Yesterday we passed along a report from Kevin Kernan of the New York Post that the Hall of Fame was considering cutting the waiting period for election from five years-post retirement to three years. It was a strange report, actually, sort of mentioned in passing in Kernan’s column, alongside his general observations about the previous day’s induction ceremonies.
Maybe it was slipped in that way because it wouldn’t have held up to the kind of scrutiny a straight newsy account would have required:
Contrary to a report in Monday’s New York Post, the National Baseball Hall of Fame is not considering dropping the waiting period for players to be eligible for induction from five to three years … Brad Horn, the Hall’s senior director of communications and education, sent an email to several media outlets Monday. It read in part: “I’m writing to point out an erroneous report in the New York Post today regarding the Hall of Fame’s voting procedures and the five-year waiting period. This account of a proposed reduction in the five-year waiting period is entirely untrue.”

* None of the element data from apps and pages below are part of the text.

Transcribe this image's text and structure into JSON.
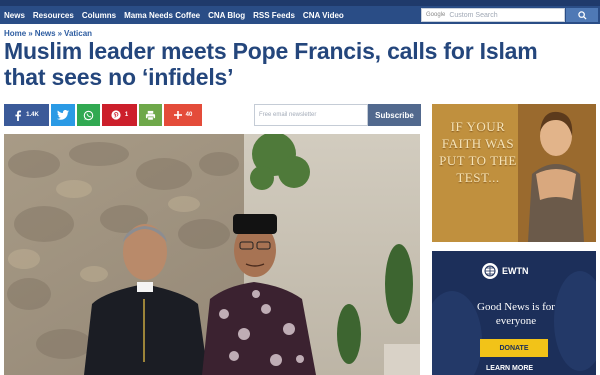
{
  "nav": {
    "items": [
      {
        "label": "News"
      },
      {
        "label": "Resources"
      },
      {
        "label": "Columns"
      },
      {
        "label": "Mama Needs Coffee"
      },
      {
        "label": "CNA Blog"
      },
      {
        "label": "RSS Feeds"
      },
      {
        "label": "CNA Video"
      }
    ],
    "search_google": "Google",
    "search_placeholder": "Custom Search",
    "search_icon": "search-icon"
  },
  "breadcrumb": {
    "items": [
      "Home",
      "News",
      "Vatican"
    ],
    "separator": "»"
  },
  "article": {
    "headline": "Muslim leader meets Pope Francis, calls for Islam that sees no ‘infidels’"
  },
  "share": {
    "facebook_count": "1.4K",
    "pinterest_count": "1",
    "more_count": "40",
    "icons": [
      "facebook-icon",
      "twitter-icon",
      "whatsapp-icon",
      "pinterest-icon",
      "print-icon",
      "plus-icon"
    ]
  },
  "newsletter": {
    "placeholder": "Free email newsletter",
    "button_label": "Subscribe"
  },
  "ad_faith": {
    "text": "IF YOUR FAITH WAS PUT TO THE TEST..."
  },
  "ad_ewtn": {
    "brand": "EWTN",
    "tagline": "Good News is for everyone",
    "donate_label": "DONATE",
    "learn_more_label": "LEARN MORE"
  },
  "colors": {
    "nav_bg": "#2a4d86",
    "headline": "#24467c",
    "link": "#2e5da1",
    "facebook": "#3b5a99",
    "twitter": "#2a9ae5",
    "whatsapp": "#31a952",
    "pinterest": "#cc1f2b",
    "print": "#6ea84a",
    "more": "#e44c3a",
    "donate": "#f2c318"
  }
}
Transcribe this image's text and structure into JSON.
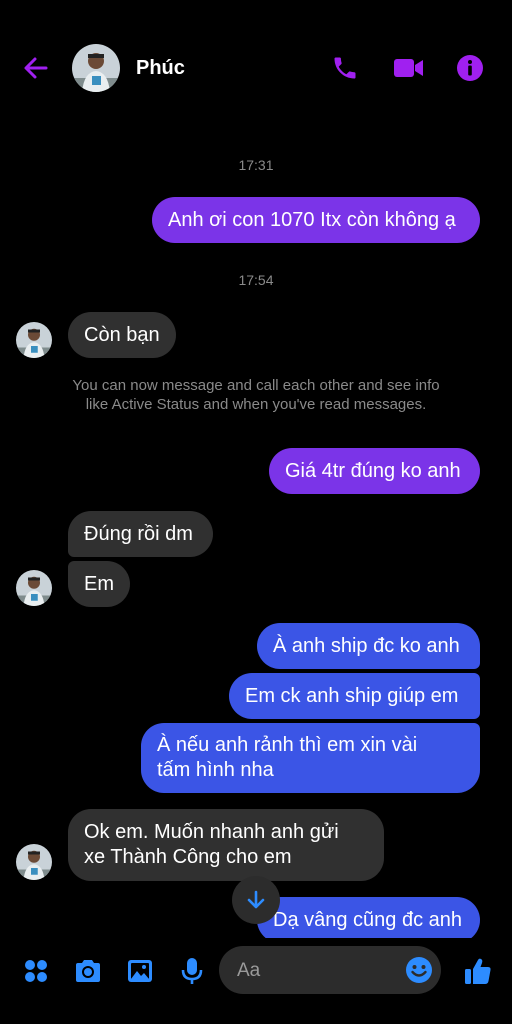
{
  "header": {
    "contact_name": "Phúc",
    "icons": [
      "back-arrow-icon",
      "phone-icon",
      "video-camera-icon",
      "info-icon"
    ]
  },
  "messages": {
    "time_1": "17:31",
    "msg_1": "Anh ơi con 1070 Itx còn không ạ",
    "time_2": "17:54",
    "msg_2": "Còn bạn",
    "system_note": "You can now message and call each other and see info like Active Status and when you've read messages.",
    "msg_3": "Giá 4tr đúng ko anh",
    "msg_4": "Đúng rồi dm",
    "msg_5": "Em",
    "msg_6": "À anh ship đc ko anh",
    "msg_7": "Em ck anh ship giúp em",
    "msg_8": "À nếu anh rảnh thì em xin vài tấm hình nha",
    "msg_9": "Ok em. Muốn nhanh anh gửi xe Thành Công cho em",
    "msg_10": "Dạ vâng cũng đc anh"
  },
  "composer": {
    "placeholder": "Aa",
    "icons": [
      "menu-dots-icon",
      "camera-icon",
      "image-icon",
      "microphone-icon",
      "emoji-icon",
      "thumbs-up-icon"
    ]
  },
  "colors": {
    "accent_purple": "#a020f0",
    "accent_blue": "#1e6ff0",
    "bubble_out_purple": "#7b34e8",
    "bubble_out_blue": "#3b55e6",
    "bubble_in": "#303030"
  }
}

So apparently you can’t believe everything you read in the New York Post. What is this world coming to?
As first reported by FOX Sports’ Ken Rosenthal, the Rockies have decided to bring back manager Walt Weiss for the 2016 season — the final year of a three-year deal he signed after his debut season in 2013.
Weiss carries a rough 208-278 managerial record through his first three years at the helm for Colorado, but it’s not like the rosters he’s been managing have been built to win.
The biggest need for the Rockies this winter is pitching — both starters and relievers — and general manager Jeff Bridich is also being retained for the 2016 season to try to find some.
Colorado’s starters and relievers combined for a 5.04 ERA in 2015, worst in MLB.
Colorado’s offense produced 737 runs, ranking fifth in the major leagues.
Houston got on the board first in Tuesday night’s American League Wild Card Game at Yankee Stadium when Colby Rasmus led off the top of the second inning with a solo home run to deep right field against Masahiro Tanaka.
It was the first career postseason homer for Rasmus, whose only other postseason experience came in 2009 with St. Louis. He slugged 25 home runs during the 2015 regular season and will be looking to cash in as a free agent whenever the Astros’ postseason runs come to an end. A big October (and perhaps early November) would obviously help that.
Tanaka retired the next two batters after the Rasmus bomb, but he gave up a single and two walks to load the bases before eventually inducing an inning-ending fielder’s choice groundout from Jose Altuve. Tanaka’s shakiness extended into the third and fourth innings, with Carlos Gomez adding a solo shot to left field in the top of the fourth.
Houston leads 2-0 heading into the bottom of the fifth. Astros starter Dallas Keuchel has looked sharp on three days of rest, tallying five strikeouts through four scoreless frames.